For all of Vancouver’s über-green, laid-back urban vibe, it has a Wild West attitude toward crime. Gangs, drugs and troublemakers from the East account for the occasional shootouts and alcohol-fuelled riots, and they certainly explain why the city’s violent crime score last year was 55 per cent above the national average. That said, Vancouver is actually a crime-fighting success story. It has gone in the span of a decade from having some of the worst violent and non-violent crime scores in Canada to become one of its most improved. Its overall crime score plunged 49 per cent in 10 years, more than twice the rate of improvement of the country as a whole. Only the historically peaceful communities of Kawartha Lakes, Ont., Quebec City, and Roussillon, Que., south of Montreal, fared better or as well. Among the keys to Vancouver’s success are a series of crime-busting initiatives. Vancouver Police Chief Jim Chu was happy to explain:
Think of “Get outta Dodge” taken to the jet age. Fugitives with outstanding warrants in other provinces or cities have a habit of fleeing west to start their criminal careers afresh. Unless the warrant is for murder or other major mayhem, their home jurisdictions are often happy to saddle Vancouver with the problem. A plan was hatched to give cons with outstanding warrants an all-expenses-paid, escorted flight back to the scene of their crimes to face justice. Some of the cost of airfare comes, appropriately enough, from provincial funds forfeited from proceeds of crime.

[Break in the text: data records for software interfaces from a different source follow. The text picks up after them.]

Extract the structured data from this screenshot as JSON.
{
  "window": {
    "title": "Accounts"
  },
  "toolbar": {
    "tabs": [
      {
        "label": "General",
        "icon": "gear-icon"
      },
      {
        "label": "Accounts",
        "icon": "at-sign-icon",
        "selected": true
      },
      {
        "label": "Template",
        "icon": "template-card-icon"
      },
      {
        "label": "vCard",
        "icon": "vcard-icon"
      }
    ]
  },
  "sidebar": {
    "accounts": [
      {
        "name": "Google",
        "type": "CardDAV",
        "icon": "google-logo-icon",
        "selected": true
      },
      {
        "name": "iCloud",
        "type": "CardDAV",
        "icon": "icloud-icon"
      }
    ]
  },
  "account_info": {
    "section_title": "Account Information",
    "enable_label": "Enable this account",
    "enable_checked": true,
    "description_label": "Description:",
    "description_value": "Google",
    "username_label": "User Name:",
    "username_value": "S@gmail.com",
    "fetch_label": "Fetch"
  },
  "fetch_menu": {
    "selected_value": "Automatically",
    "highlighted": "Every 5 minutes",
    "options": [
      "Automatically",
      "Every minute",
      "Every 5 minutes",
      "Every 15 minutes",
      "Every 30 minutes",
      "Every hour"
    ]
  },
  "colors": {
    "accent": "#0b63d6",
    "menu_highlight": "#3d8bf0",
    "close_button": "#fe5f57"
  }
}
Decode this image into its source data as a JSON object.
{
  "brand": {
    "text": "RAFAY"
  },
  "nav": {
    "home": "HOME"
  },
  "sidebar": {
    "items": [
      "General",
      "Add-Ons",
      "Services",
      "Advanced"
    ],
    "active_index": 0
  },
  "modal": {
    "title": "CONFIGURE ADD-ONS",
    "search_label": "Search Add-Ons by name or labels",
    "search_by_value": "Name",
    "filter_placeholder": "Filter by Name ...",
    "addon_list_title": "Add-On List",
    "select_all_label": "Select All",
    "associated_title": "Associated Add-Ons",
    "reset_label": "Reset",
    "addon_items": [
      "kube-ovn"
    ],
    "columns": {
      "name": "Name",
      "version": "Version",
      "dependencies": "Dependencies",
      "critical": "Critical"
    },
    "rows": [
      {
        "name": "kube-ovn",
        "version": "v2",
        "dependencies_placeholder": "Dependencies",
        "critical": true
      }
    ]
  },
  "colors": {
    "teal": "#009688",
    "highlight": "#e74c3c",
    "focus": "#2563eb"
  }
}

To date, 96 people have been transported out of province: 37 to Ontario, 33 to Alberta, 11 to Manitoba, seven to Nova Scotia, four to Saskatchewan, three to Quebec and one to the Yukon. As an example of the payoff, Chu cites a con with a drug habit of about $300 a day. Assume he gets 10 cents on the dollar for the goods he steals to support his habit, says Chu. “So, 15 grand a week is not out of the question for the kinds of crimes that guy had to commit.”
Ganging up on gangsters
When hunting high-value gangbangers, it often pays to aim lower than charges for murder or drug importation. Sometimes the entry point into a gang bust is turning their source of guns, or their customers for drugs, or, in one case, promising an abused girlfriend protection in exchange for co-operation. “We would get them for any crime we could,” says Chu. New provincial anti-gang laws are another tool. One prohibits retrofitting vehicles with hidden compartments, armour and bullet-proof glass. Another law requires health care facilities to report gun and stab wounds. Civil forfeiture laws have streamlined seizure of proceeds of crime. And Bar and Restaurant Watch programs use bouncers, backed by a police squad, to keep gang members out of the hot night spots and high-end restaurants they favour. “It’s making it less fun to be a gang member, which is good,” says Chu.
Crime analysis and public flogging
Chu remembers when crime analysts were “really old cops who put pins on maps.” Today those in the department have advanced degrees. They do real-time analysis, adding statistical performance measures for investigators, redeploying resources to hot spots and even predicting where crimes may occur. The bottom-line performances of commanders and patrol team leaders are compared against other districts at regular meetings, he says. “It’s not completely a public flogging but it’s powerful accountability.” He credits crime analysts mining data for playing a huge role in the arrest in December 2010 of Ibata Noric Hexamer, a Vancouver political organizer charged with a string of violent sexual assaults against girls as young as six.
Try a little tenderness
Property crime, much of it fuelled by addiction, has been a plague in Vancouver. Surveilling chronic offenders and gathering evidence of “the full nature of their offences” to present to judges is the first step to gaining longer sentences. The next move is more social worker than beat cop. Detectives visit offenders in jail and discuss the needs for their release, whether it be detox, housing or other social support to stop their cycle of crime. “We’ve got some very creative, compassionate detectives who build up a rapport with these guys. I’ve gotten emails and letters saying, ‘Hey chief, detective so-and-so was just great with me. First guy that cared about me in years. I’m doing better now because of what he did for me.’ ”
Vancouver police launched SisterWatch with groups representing vulnerable women in the Downtown Eastside. Improved relations are gradually overcoming a belief among women there—born of tragedies like the missing women’s case—that predators operate with near impunity. More women report assaults or provide tips now that they have evidence their claims are taken seriously. “It’s the legacy of Robert Pickton,” Chu says of SisterWatch.
It worked in the Old West, it works today. On a wet November day, Vancouver police and a corps of volunteers distributed 35,000 posters with photos of 104 unidentified people wanted in connection with the Stanley Cup riot last June. “Of 104 we got good tips on pretty much half of them,” says Chu. (His determination to see hundreds of rioters face charges will likely boost Vancouver’s 2011 crime rate.) The department also reaped a harvest with the latest ConAir 10 Most Wanted poster displayed on its website and elsewhere. Nine have been arrested. As for No. 10? Harold Richard Lambert, wanted for uttering death threats and other breaches, your ticket to Ottawa awaits.